╭─ TASK INPUT
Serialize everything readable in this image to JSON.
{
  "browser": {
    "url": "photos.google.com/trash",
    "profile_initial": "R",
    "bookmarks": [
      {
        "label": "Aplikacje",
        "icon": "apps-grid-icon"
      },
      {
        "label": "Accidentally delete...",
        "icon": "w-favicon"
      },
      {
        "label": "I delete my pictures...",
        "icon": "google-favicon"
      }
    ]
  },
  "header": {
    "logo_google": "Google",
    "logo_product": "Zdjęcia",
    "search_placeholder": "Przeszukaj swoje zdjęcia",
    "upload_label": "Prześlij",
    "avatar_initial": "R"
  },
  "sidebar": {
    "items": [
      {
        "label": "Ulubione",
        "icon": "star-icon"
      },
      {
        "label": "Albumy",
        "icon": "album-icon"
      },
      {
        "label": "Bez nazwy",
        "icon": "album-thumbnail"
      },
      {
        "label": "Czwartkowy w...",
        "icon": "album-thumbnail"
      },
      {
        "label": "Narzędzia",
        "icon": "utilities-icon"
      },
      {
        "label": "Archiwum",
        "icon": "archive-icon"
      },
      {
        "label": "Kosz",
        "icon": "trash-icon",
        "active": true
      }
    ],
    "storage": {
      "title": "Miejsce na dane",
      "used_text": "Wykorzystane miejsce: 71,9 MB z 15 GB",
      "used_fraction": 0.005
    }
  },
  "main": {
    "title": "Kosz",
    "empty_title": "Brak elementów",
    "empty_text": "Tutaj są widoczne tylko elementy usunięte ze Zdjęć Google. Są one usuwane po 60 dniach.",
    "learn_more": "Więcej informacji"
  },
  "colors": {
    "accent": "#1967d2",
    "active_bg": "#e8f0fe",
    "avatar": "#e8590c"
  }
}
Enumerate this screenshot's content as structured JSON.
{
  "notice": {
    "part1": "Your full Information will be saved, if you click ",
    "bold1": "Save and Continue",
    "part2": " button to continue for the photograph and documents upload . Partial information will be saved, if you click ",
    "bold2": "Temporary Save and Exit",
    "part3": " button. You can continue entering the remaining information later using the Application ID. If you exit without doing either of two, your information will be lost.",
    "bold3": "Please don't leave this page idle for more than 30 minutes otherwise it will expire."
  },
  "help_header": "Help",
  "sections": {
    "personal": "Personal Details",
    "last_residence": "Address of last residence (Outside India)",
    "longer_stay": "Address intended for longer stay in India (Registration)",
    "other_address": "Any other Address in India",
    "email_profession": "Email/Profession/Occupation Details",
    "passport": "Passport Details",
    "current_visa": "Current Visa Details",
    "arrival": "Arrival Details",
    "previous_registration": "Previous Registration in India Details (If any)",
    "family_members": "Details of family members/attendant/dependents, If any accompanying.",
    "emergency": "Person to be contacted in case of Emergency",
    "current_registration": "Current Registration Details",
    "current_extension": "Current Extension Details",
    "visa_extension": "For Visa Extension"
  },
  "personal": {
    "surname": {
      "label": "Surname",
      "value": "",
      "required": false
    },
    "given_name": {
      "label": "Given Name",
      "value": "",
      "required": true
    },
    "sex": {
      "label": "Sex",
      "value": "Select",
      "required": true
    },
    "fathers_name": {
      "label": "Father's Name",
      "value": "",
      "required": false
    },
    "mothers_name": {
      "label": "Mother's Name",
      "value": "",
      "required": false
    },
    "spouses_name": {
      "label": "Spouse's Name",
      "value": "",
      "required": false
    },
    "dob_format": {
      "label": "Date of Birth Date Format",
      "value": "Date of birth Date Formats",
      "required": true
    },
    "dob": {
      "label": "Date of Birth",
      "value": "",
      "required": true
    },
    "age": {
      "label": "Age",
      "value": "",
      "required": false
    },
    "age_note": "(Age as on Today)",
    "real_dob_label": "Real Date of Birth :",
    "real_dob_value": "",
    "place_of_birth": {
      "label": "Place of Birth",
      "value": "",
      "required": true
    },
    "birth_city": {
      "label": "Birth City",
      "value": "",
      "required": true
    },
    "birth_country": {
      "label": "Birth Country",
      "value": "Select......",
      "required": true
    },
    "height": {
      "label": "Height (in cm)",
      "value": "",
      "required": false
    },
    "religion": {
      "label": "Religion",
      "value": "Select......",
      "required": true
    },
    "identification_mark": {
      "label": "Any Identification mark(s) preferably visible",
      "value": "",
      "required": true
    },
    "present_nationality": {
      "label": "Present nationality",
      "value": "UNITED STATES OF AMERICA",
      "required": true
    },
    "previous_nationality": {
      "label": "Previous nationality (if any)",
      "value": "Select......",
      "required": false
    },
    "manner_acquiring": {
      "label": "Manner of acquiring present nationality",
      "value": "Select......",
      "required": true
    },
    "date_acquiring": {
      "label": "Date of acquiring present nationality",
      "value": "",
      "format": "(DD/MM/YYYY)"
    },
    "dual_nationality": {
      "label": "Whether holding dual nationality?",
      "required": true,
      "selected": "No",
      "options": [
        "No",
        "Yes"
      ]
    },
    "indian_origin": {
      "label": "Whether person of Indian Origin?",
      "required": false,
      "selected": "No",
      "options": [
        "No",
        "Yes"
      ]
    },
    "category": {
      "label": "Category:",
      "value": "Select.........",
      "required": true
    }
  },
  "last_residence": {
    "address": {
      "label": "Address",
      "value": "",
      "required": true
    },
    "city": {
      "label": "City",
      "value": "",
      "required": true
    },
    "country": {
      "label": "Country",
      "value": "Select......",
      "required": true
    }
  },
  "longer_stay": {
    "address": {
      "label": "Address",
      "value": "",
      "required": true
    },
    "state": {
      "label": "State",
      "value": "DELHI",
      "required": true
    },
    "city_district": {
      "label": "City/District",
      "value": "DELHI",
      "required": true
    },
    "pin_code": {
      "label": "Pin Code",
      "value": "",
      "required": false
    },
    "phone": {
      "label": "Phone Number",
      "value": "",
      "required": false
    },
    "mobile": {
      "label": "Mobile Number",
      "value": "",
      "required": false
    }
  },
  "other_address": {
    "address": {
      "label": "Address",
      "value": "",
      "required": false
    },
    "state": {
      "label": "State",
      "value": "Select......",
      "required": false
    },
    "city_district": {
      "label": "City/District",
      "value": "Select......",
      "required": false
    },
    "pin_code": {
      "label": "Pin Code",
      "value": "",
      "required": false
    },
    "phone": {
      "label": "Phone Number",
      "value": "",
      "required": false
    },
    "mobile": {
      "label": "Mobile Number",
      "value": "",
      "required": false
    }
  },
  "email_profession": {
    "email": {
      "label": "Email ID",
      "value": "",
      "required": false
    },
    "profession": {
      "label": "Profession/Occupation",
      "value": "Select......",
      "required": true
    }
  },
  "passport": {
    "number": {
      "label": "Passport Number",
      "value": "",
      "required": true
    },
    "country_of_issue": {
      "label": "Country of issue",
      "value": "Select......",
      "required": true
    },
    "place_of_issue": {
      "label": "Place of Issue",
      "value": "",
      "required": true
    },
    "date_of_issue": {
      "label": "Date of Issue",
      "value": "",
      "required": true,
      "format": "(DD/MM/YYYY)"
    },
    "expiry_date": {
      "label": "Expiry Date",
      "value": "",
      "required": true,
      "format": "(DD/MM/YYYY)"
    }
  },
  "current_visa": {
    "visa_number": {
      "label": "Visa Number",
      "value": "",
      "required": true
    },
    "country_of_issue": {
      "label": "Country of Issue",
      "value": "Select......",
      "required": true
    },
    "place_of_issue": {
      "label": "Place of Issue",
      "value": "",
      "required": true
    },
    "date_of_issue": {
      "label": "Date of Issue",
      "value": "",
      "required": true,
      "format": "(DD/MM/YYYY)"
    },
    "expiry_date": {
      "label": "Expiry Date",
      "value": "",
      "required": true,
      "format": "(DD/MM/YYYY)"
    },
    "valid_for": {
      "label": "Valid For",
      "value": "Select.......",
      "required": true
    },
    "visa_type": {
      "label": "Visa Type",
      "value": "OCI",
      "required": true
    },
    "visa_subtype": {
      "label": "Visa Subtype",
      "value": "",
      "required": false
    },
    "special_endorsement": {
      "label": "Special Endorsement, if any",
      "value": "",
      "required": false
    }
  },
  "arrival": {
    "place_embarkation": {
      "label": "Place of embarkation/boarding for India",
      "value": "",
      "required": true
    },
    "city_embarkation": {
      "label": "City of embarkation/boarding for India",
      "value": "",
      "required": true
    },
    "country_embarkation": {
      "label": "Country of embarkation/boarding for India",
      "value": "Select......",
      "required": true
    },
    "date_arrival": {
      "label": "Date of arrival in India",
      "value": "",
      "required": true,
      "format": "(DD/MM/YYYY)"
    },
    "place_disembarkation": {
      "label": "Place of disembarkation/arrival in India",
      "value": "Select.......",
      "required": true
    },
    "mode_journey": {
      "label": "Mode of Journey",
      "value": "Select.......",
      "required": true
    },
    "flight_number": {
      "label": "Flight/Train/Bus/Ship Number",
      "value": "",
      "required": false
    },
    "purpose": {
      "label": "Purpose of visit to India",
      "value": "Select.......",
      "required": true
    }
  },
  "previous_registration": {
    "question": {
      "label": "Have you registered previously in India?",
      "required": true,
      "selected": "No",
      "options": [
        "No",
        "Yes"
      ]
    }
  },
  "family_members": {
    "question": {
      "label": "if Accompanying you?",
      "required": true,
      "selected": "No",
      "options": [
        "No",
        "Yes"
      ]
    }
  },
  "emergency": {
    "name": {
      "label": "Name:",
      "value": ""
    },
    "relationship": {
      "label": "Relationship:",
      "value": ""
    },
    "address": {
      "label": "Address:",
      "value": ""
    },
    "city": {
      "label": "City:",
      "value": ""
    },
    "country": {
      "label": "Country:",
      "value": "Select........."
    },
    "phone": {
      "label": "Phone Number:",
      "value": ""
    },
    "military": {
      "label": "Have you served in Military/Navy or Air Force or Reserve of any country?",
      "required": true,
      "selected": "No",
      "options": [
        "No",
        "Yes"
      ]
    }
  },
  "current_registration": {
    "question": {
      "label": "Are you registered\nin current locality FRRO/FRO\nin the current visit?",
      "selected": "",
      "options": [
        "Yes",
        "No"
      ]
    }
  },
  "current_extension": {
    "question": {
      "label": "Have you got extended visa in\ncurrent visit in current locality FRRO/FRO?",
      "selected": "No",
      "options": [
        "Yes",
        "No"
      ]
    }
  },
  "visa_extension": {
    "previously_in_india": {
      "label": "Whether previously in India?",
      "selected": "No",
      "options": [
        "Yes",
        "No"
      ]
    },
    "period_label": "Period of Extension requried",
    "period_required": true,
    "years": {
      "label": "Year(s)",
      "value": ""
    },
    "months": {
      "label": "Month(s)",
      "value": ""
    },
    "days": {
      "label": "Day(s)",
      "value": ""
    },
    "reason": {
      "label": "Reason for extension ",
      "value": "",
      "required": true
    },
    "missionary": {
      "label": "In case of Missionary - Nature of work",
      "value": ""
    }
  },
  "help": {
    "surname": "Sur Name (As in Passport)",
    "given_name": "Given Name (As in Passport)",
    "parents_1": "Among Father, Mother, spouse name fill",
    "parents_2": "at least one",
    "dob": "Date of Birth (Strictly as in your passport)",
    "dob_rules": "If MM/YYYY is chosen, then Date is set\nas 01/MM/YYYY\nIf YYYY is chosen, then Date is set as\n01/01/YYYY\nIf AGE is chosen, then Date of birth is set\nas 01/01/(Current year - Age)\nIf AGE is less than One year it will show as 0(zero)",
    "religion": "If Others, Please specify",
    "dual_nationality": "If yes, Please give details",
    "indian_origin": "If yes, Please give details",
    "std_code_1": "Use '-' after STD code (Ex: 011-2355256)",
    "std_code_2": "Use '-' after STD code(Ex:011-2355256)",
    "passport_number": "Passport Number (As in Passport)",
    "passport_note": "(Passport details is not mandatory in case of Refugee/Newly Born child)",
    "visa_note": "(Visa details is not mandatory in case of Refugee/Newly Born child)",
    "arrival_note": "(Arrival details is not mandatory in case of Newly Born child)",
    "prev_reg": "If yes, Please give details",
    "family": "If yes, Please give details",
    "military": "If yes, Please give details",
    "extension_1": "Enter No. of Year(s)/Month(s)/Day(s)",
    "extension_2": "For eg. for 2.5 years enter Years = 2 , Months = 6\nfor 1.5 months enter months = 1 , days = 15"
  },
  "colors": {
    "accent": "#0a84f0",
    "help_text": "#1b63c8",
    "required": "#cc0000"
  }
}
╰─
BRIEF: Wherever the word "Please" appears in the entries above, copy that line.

SOLUTION:
    "bold3": "Please don't leave this page idle for more than 30 minutes otherwise it will expire."
    "religion": "If Others, Please specify",
    "dual_nationality": "If yes, Please give details",
    "indian_origin": "If yes, Please give details",
    "prev_reg": "If yes, Please give details",
    "family": "If yes, Please give details",
    "military": "If yes, Please give details",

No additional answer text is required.